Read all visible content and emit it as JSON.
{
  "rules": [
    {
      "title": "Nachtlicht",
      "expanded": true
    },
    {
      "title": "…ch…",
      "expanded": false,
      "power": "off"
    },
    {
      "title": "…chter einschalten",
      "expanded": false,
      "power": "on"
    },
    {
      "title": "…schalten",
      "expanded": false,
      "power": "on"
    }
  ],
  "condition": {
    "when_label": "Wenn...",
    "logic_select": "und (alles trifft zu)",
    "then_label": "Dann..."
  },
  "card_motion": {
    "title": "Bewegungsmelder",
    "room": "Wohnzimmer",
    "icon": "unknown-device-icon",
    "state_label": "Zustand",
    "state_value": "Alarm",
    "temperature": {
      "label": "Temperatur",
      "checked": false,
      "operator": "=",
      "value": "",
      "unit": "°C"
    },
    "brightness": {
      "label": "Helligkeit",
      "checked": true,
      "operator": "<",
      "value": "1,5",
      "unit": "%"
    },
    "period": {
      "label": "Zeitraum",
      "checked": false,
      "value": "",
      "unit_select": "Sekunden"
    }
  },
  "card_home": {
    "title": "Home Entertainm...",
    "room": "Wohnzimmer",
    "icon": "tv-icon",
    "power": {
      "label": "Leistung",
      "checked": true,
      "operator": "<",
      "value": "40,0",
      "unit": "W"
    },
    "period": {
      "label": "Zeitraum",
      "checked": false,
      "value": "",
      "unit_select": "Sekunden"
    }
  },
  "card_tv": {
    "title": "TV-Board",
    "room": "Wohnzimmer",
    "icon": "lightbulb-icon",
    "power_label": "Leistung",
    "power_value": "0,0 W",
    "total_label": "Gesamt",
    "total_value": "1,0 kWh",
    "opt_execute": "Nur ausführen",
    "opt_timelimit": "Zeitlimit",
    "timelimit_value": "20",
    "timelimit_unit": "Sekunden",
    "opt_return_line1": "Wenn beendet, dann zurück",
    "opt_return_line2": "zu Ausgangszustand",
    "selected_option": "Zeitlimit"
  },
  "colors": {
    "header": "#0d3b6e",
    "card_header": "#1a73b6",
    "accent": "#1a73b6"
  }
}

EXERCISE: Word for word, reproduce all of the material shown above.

ANSWER BOX:
Read all visible content and emit it as JSON.
{
  "rules": [
    {
      "title": "Nachtlicht",
      "expanded": true
    },
    {
      "title": "…ch…",
      "expanded": false,
      "power": "off"
    },
    {
      "title": "…chter einschalten",
      "expanded": false,
      "power": "on"
    },
    {
      "title": "…schalten",
      "expanded": false,
      "power": "on"
    }
  ],
  "condition": {
    "when_label": "Wenn...",
    "logic_select": "und (alles trifft zu)",
    "then_label": "Dann..."
  },
  "card_motion": {
    "title": "Bewegungsmelder",
    "room": "Wohnzimmer",
    "icon": "unknown-device-icon",
    "state_label": "Zustand",
    "state_value": "Alarm",
    "temperature": {
      "label": "Temperatur",
      "checked": false,
      "operator": "=",
      "value": "",
      "unit": "°C"
    },
    "brightness": {
      "label": "Helligkeit",
      "checked": true,
      "operator": "<",
      "value": "1,5",
      "unit": "%"
    },
    "period": {
      "label": "Zeitraum",
      "checked": false,
      "value": "",
      "unit_select": "Sekunden"
    }
  },
  "card_home": {
    "title": "Home Entertainm...",
    "room": "Wohnzimmer",
    "icon": "tv-icon",
    "power": {
      "label": "Leistung",
      "checked": true,
      "operator": "<",
      "value": "40,0",
      "unit": "W"
    },
    "period": {
      "label": "Zeitraum",
      "checked": false,
      "value": "",
      "unit_select": "Sekunden"
    }
  },
  "card_tv": {
    "title": "TV-Board",
    "room": "Wohnzimmer",
    "icon": "lightbulb-icon",
    "power_label": "Leistung",
    "power_value": "0,0 W",
    "total_label": "Gesamt",
    "total_value": "1,0 kWh",
    "opt_execute": "Nur ausführen",
    "opt_timelimit": "Zeitlimit",
    "timelimit_value": "20",
    "timelimit_unit": "Sekunden",
    "opt_return_line1": "Wenn beendet, dann zurück",
    "opt_return_line2": "zu Ausgangszustand",
    "selected_option": "Zeitlimit"
  },
  "colors": {
    "header": "#0d3b6e",
    "card_header": "#1a73b6",
    "accent": "#1a73b6"
  }
}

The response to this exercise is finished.